● WHAT YOU ARE ASKED TO DO
How many lines of these records hold the string "JSON"? Reply with the number alone.

● RECORDS SHOWN

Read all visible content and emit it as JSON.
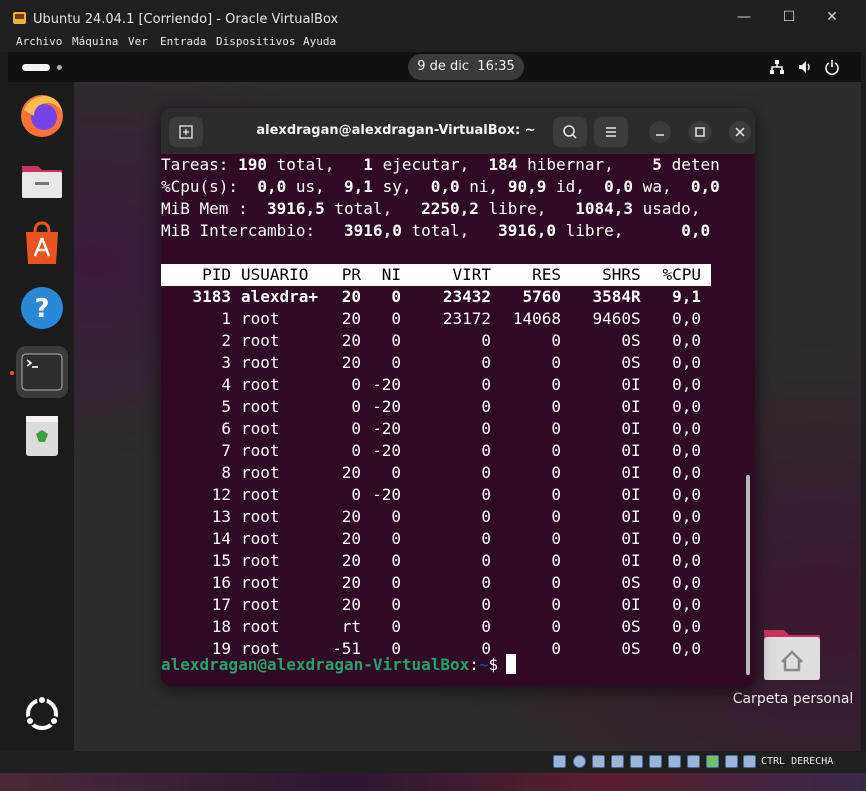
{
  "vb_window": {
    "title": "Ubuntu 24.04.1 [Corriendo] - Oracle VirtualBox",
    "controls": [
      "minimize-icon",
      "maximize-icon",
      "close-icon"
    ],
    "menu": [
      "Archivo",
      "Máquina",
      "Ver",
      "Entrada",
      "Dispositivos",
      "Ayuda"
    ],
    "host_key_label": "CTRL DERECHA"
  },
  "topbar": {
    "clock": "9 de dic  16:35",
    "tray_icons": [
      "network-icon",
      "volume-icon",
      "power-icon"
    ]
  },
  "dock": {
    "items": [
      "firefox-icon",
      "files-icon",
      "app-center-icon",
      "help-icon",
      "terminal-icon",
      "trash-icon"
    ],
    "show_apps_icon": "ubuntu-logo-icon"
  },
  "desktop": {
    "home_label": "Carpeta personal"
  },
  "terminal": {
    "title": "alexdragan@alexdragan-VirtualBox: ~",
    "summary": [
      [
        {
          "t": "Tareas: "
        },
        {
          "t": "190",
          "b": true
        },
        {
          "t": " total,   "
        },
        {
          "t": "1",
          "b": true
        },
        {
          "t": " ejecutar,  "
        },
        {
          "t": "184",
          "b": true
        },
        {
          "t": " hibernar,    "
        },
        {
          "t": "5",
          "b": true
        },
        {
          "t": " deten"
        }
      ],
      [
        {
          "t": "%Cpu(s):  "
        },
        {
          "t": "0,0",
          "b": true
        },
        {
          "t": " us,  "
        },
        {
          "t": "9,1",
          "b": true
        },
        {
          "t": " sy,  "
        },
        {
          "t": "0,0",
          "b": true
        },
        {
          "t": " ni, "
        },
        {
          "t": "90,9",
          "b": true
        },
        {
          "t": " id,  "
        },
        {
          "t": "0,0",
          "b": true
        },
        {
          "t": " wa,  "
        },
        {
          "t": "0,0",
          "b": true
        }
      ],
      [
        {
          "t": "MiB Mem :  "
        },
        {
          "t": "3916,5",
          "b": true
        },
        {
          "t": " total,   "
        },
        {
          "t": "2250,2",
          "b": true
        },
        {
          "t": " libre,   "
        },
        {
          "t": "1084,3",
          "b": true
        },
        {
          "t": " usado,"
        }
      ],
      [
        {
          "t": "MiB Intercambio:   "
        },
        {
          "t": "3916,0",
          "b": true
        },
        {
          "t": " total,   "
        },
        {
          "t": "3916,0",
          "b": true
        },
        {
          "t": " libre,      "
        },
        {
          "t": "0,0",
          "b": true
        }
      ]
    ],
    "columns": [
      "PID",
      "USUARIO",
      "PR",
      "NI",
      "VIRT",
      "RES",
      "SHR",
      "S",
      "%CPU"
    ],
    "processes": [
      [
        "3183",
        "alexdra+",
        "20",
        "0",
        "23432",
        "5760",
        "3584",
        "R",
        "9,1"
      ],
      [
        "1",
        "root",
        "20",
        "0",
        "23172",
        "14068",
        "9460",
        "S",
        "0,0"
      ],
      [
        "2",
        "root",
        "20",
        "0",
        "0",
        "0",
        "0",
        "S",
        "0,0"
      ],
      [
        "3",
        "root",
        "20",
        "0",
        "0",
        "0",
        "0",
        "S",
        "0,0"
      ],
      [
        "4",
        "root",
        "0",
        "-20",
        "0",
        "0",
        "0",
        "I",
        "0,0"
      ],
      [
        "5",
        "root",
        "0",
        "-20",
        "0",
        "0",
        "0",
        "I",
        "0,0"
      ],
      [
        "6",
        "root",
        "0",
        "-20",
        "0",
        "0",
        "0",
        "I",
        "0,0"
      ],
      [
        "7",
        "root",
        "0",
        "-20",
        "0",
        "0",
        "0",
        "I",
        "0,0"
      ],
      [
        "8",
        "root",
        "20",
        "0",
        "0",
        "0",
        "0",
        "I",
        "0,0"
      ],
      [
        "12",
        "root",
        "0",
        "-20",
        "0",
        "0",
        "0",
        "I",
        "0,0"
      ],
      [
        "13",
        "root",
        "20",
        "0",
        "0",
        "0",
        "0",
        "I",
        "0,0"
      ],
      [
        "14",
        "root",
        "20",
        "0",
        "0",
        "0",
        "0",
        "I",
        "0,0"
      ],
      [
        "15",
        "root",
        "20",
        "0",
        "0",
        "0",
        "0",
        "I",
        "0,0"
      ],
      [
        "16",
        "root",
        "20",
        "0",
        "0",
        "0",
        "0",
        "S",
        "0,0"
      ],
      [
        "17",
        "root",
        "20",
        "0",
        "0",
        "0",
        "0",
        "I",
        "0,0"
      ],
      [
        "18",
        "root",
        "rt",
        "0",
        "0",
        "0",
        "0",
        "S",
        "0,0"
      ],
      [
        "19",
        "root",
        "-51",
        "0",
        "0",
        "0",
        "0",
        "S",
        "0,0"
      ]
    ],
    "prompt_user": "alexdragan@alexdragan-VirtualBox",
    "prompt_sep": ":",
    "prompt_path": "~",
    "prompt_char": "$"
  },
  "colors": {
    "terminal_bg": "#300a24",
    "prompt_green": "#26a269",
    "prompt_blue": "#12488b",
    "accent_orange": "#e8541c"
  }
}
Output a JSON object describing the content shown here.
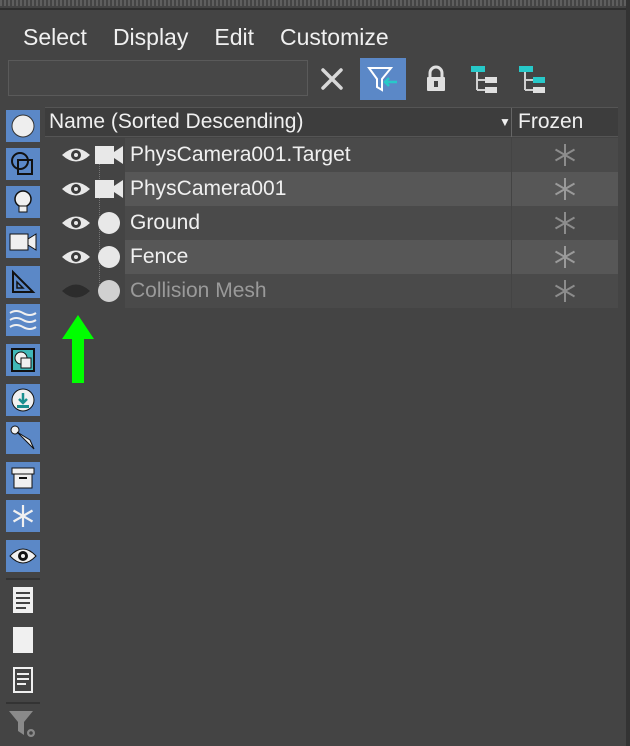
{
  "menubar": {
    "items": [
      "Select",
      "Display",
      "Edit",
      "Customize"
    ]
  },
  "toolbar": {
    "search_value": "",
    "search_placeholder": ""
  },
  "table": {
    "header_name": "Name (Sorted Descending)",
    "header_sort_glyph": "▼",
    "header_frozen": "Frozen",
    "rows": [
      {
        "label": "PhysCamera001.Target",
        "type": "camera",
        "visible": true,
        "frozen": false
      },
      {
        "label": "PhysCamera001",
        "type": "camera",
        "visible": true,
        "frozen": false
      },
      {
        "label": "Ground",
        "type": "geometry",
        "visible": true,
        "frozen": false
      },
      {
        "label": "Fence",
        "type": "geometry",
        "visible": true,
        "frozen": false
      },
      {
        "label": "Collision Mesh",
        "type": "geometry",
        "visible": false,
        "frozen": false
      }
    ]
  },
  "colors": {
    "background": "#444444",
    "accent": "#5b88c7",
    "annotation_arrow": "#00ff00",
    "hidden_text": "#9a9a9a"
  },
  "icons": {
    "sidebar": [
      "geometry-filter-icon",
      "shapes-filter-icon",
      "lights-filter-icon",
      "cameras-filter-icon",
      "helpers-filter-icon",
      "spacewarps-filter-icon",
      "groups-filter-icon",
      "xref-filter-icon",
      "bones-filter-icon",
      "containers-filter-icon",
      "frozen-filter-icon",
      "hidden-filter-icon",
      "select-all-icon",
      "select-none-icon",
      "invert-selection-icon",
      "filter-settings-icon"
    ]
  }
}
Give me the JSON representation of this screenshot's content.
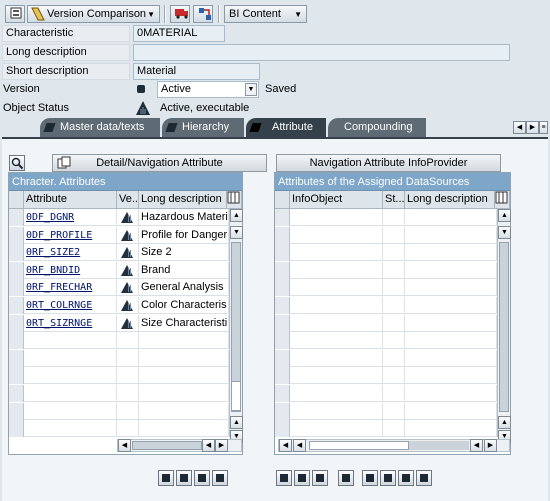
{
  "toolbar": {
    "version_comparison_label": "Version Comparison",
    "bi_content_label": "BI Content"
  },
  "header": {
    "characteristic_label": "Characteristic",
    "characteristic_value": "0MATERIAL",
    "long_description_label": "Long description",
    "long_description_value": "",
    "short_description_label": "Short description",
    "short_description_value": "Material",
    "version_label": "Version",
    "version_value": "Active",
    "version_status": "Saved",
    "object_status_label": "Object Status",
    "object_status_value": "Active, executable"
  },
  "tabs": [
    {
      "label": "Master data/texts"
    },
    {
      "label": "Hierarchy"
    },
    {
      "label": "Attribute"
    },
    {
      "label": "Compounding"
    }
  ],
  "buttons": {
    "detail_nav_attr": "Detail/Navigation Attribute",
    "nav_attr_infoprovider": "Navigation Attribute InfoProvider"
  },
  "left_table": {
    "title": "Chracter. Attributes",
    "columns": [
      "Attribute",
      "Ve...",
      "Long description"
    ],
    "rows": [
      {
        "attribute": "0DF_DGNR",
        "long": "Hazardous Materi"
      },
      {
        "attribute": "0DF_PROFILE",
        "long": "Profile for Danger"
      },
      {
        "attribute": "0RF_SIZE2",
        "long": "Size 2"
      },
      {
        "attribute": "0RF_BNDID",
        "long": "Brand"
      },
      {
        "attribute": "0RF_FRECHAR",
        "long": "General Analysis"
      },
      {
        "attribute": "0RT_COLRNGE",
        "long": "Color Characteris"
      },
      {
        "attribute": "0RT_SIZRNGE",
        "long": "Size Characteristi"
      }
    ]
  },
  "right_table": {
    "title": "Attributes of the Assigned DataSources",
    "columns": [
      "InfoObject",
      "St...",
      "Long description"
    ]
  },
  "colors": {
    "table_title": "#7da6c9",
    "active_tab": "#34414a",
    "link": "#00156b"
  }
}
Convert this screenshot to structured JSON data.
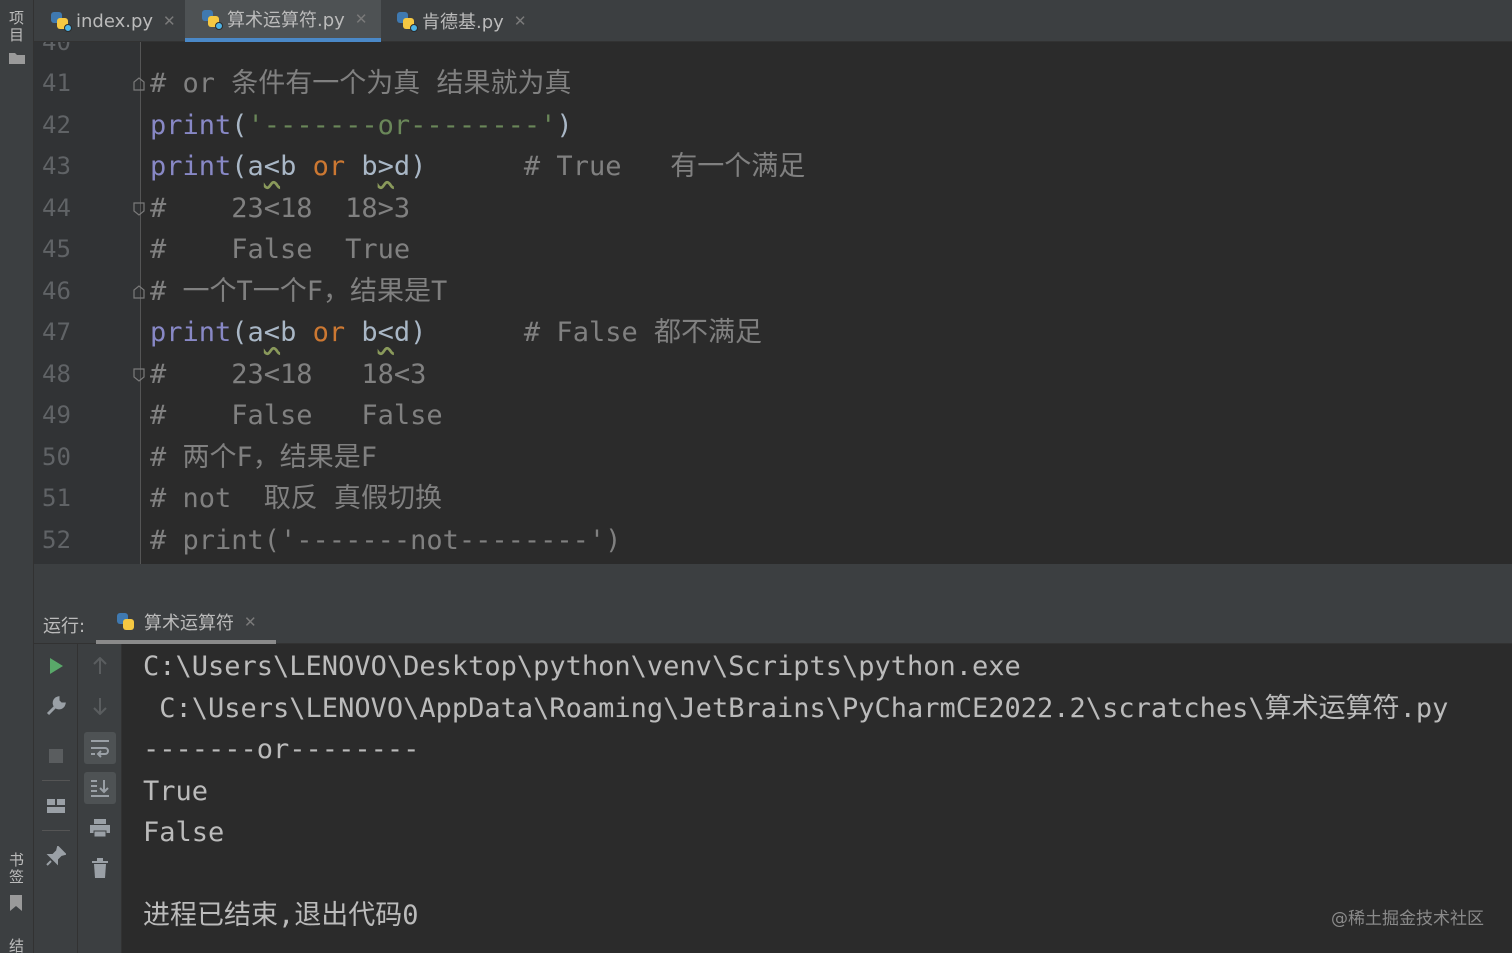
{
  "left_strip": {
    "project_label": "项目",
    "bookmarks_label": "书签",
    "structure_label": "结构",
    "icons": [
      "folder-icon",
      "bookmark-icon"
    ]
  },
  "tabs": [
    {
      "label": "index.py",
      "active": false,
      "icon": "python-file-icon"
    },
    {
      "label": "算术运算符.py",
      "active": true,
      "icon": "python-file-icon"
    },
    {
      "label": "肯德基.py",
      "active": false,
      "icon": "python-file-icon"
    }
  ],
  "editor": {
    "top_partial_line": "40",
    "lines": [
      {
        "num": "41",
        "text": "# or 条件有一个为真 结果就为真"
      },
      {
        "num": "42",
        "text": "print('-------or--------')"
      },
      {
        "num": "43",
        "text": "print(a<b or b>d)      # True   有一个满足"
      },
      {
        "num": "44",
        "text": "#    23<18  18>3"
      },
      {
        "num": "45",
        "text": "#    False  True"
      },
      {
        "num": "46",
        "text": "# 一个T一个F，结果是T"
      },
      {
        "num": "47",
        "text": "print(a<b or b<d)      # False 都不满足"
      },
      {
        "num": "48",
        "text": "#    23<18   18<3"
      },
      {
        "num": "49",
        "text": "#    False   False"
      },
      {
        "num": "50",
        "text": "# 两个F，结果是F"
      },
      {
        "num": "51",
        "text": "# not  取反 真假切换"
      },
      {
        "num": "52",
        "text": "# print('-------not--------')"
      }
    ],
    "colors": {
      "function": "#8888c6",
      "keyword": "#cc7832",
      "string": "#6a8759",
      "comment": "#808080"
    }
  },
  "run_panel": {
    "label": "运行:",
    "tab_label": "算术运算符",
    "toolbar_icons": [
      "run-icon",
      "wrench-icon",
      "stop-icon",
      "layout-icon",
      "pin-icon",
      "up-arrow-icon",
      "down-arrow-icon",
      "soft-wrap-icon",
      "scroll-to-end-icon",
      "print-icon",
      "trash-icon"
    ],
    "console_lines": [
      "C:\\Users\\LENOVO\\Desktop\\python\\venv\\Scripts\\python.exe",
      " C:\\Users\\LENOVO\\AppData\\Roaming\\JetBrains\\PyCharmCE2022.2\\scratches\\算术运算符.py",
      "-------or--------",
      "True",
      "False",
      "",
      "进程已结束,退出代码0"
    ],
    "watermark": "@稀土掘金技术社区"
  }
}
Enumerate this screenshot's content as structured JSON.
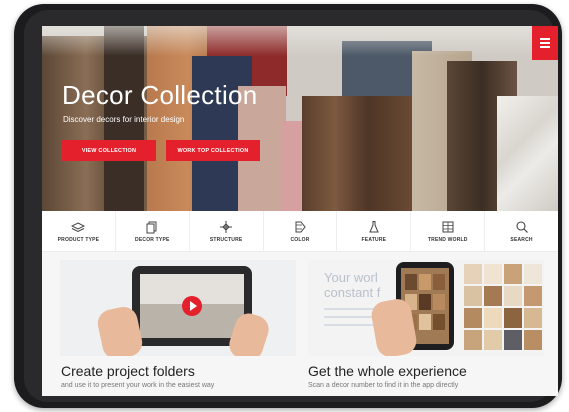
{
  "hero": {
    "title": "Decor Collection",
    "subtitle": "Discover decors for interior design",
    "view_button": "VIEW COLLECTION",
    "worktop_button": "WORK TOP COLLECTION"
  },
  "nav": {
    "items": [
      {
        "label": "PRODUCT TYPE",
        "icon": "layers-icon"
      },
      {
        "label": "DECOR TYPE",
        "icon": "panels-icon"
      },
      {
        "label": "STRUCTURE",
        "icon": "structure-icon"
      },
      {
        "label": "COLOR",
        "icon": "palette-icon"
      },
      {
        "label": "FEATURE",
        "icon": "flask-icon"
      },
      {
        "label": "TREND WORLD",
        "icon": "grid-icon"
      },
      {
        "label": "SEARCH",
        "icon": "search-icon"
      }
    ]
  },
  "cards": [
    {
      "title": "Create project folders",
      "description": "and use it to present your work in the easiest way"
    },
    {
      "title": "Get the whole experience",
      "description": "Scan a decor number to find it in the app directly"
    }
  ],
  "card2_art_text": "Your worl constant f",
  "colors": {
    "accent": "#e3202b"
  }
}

● EXERCISE ANSWER
5